Brief –
From the first line to the last, print the records exactly, leaving out the pictures.

Input data –
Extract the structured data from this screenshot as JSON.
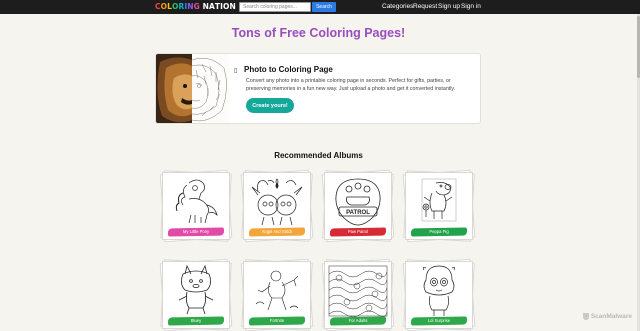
{
  "header": {
    "logo_letters": [
      {
        "char": "C",
        "color": "#ef4444"
      },
      {
        "char": "O",
        "color": "#f59e0b"
      },
      {
        "char": "L",
        "color": "#fbbf24"
      },
      {
        "char": "O",
        "color": "#22c55e"
      },
      {
        "char": "R",
        "color": "#06b6d4"
      },
      {
        "char": "I",
        "color": "#3b82f6"
      },
      {
        "char": "N",
        "color": "#8b5cf6"
      },
      {
        "char": "G",
        "color": "#ec4899"
      },
      {
        "char": " ",
        "color": "#ffffff"
      },
      {
        "char": "N",
        "color": "#ffffff"
      },
      {
        "char": "A",
        "color": "#ffffff"
      },
      {
        "char": "T",
        "color": "#ffffff"
      },
      {
        "char": "I",
        "color": "#ffffff"
      },
      {
        "char": "O",
        "color": "#ffffff"
      },
      {
        "char": "N",
        "color": "#ffffff"
      }
    ],
    "search_placeholder": "Search coloring pages...",
    "search_button": "Search",
    "nav": {
      "categories": "Categories",
      "request": "Request",
      "signup": "Sign up",
      "signin": "Sign in"
    }
  },
  "main": {
    "headline": "Tons of Free Coloring Pages!",
    "promo": {
      "icon": "image-icon",
      "title": "Photo to Coloring Page",
      "description": "Convert any photo into a printable coloring page in seconds. Perfect for gifts, parties, or preserving memories in a fun new way. Just upload a photo and get it converted instantly.",
      "button": "Create yours!"
    },
    "albums_title": "Recommended Albums",
    "albums": [
      {
        "label": "My Little Pony",
        "color": "#e14aa6"
      },
      {
        "label": "Angel And Stitch",
        "color": "#f2a53a"
      },
      {
        "label": "Paw Patrol",
        "color": "#d62a36"
      },
      {
        "label": "Peppa Pig",
        "color": "#22a24a"
      },
      {
        "label": "Bluey",
        "color": "#2fa84a"
      },
      {
        "label": "Fortnite",
        "color": "#2fa84a"
      },
      {
        "label": "For Adults",
        "color": "#2fa84a"
      },
      {
        "label": "Lol Surprise",
        "color": "#2fa84a"
      }
    ]
  },
  "watermark": "ScanMalware"
}
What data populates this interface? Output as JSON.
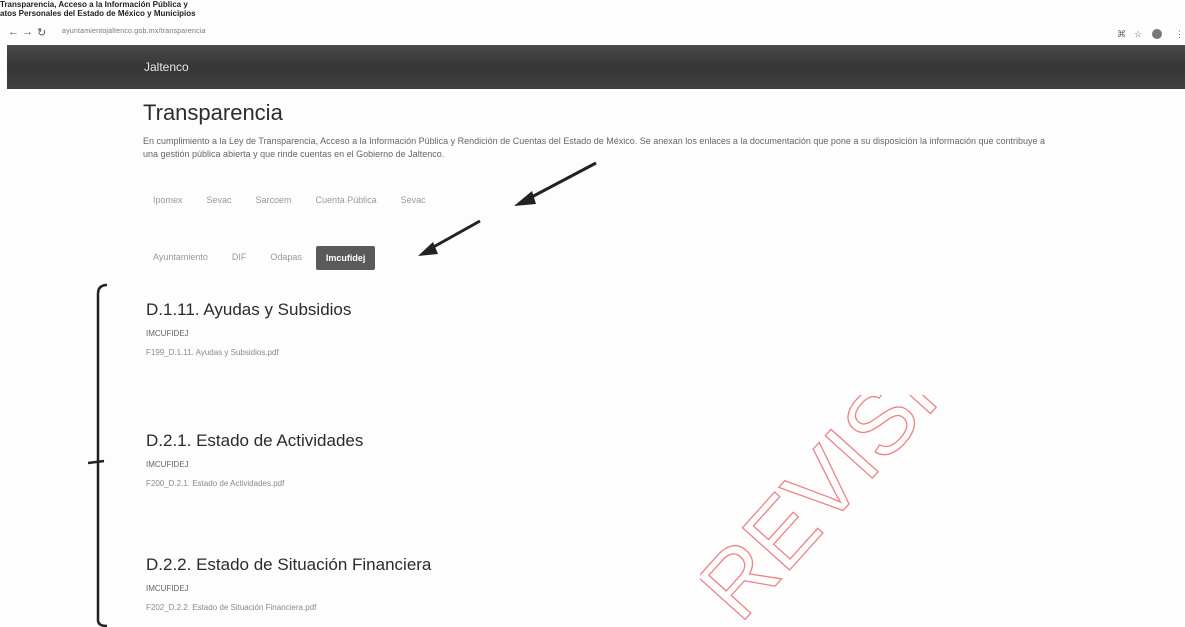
{
  "document_header": {
    "line1": "Transparencia, Acceso a la Información Pública y",
    "line2": "atos Personales del Estado de México y Municipios"
  },
  "browser": {
    "back_glyph": "←",
    "forward_glyph": "→",
    "reload_glyph": "↻",
    "url": "ayuntamientojaltenco.gob.mx/transparencia",
    "icons": [
      "translate-icon",
      "star-icon",
      "profile-icon",
      "menu-icon"
    ]
  },
  "navbar": {
    "brand": "Jaltenco"
  },
  "page": {
    "title": "Transparencia",
    "intro": "En cumplimiento a la Ley de Transparencia, Acceso a la Información Pública y Rendición de Cuentas del Estado de México. Se anexan los enlaces a la documentación que pone a su disposición la información que contribuye a una gestión pública abierta y que rinde cuentas en el Gobierno de Jaltenco.",
    "categories": [
      "Ipomex",
      "Sevac",
      "Sarcoem",
      "Cuenta Pública",
      "Sevac"
    ],
    "categories_active": 4,
    "entities": [
      "Ayuntamiento",
      "DIF",
      "Odapas",
      "Imcufidej"
    ],
    "entities_active": 3
  },
  "sections": [
    {
      "title": "D.1.11. Ayudas y Subsidios",
      "org": "IMCUFIDEJ",
      "file": "F199_D.1.11. Ayudas y Subsidios.pdf"
    },
    {
      "title": "D.2.1. Estado de Actividades",
      "org": "IMCUFIDEJ",
      "file": "F200_D.2.1. Estado de Actividades.pdf"
    },
    {
      "title": "D.2.2. Estado de Situación Financiera",
      "org": "IMCUFIDEJ",
      "file": "F202_D.2.2. Estado de Situación Financiera.pdf"
    }
  ],
  "watermark": {
    "text": "REVISIÓN",
    "color": "#e85a5a"
  },
  "colors": {
    "navbar": "#3d3d3d",
    "active_pill": "#5a5a5a",
    "annotation": "#222222"
  }
}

Task response –
Extract the structured data from this screenshot as JSON.
{
  "header": {
    "logo_letters": [
      {
        "char": "C",
        "color": "#ef4444"
      },
      {
        "char": "O",
        "color": "#f59e0b"
      },
      {
        "char": "L",
        "color": "#fbbf24"
      },
      {
        "char": "O",
        "color": "#22c55e"
      },
      {
        "char": "R",
        "color": "#06b6d4"
      },
      {
        "char": "I",
        "color": "#3b82f6"
      },
      {
        "char": "N",
        "color": "#8b5cf6"
      },
      {
        "char": "G",
        "color": "#ec4899"
      },
      {
        "char": " ",
        "color": "#ffffff"
      },
      {
        "char": "N",
        "color": "#ffffff"
      },
      {
        "char": "A",
        "color": "#ffffff"
      },
      {
        "char": "T",
        "color": "#ffffff"
      },
      {
        "char": "I",
        "color": "#ffffff"
      },
      {
        "char": "O",
        "color": "#ffffff"
      },
      {
        "char": "N",
        "color": "#ffffff"
      }
    ],
    "search_placeholder": "Search coloring pages...",
    "search_button": "Search",
    "nav": {
      "categories": "Categories",
      "request": "Request",
      "signup": "Sign up",
      "signin": "Sign in"
    }
  },
  "main": {
    "headline": "Tons of Free Coloring Pages!",
    "promo": {
      "icon": "image-icon",
      "title": "Photo to Coloring Page",
      "description": "Convert any photo into a printable coloring page in seconds. Perfect for gifts, parties, or preserving memories in a fun new way. Just upload a photo and get it converted instantly.",
      "button": "Create yours!"
    },
    "albums_title": "Recommended Albums",
    "albums": [
      {
        "label": "My Little Pony",
        "color": "#e14aa6"
      },
      {
        "label": "Angel And Stitch",
        "color": "#f2a53a"
      },
      {
        "label": "Paw Patrol",
        "color": "#d62a36"
      },
      {
        "label": "Peppa Pig",
        "color": "#22a24a"
      },
      {
        "label": "Bluey",
        "color": "#2fa84a"
      },
      {
        "label": "Fortnite",
        "color": "#2fa84a"
      },
      {
        "label": "For Adults",
        "color": "#2fa84a"
      },
      {
        "label": "Lol Surprise",
        "color": "#2fa84a"
      }
    ]
  },
  "watermark": "ScanMalware"
}
What data populates this interface? Output as JSON.
{
  "document_header": {
    "line1": "Transparencia, Acceso a la Información Pública y",
    "line2": "atos Personales del Estado de México y Municipios"
  },
  "browser": {
    "back_glyph": "←",
    "forward_glyph": "→",
    "reload_glyph": "↻",
    "url": "ayuntamientojaltenco.gob.mx/transparencia",
    "icons": [
      "translate-icon",
      "star-icon",
      "profile-icon",
      "menu-icon"
    ]
  },
  "navbar": {
    "brand": "Jaltenco"
  },
  "page": {
    "title": "Transparencia",
    "intro": "En cumplimiento a la Ley de Transparencia, Acceso a la Información Pública y Rendición de Cuentas del Estado de México. Se anexan los enlaces a la documentación que pone a su disposición la información que contribuye a una gestión pública abierta y que rinde cuentas en el Gobierno de Jaltenco.",
    "categories": [
      "Ipomex",
      "Sevac",
      "Sarcoem",
      "Cuenta Pública",
      "Sevac"
    ],
    "categories_active": 4,
    "entities": [
      "Ayuntamiento",
      "DIF",
      "Odapas",
      "Imcufidej"
    ],
    "entities_active": 3
  },
  "sections": [
    {
      "title": "D.1.11. Ayudas y Subsidios",
      "org": "IMCUFIDEJ",
      "file": "F199_D.1.11. Ayudas y Subsidios.pdf"
    },
    {
      "title": "D.2.1. Estado de Actividades",
      "org": "IMCUFIDEJ",
      "file": "F200_D.2.1. Estado de Actividades.pdf"
    },
    {
      "title": "D.2.2. Estado de Situación Financiera",
      "org": "IMCUFIDEJ",
      "file": "F202_D.2.2. Estado de Situación Financiera.pdf"
    }
  ],
  "watermark": {
    "text": "REVISIÓN",
    "color": "#e85a5a"
  },
  "colors": {
    "navbar": "#3d3d3d",
    "active_pill": "#5a5a5a",
    "annotation": "#222222"
  }
}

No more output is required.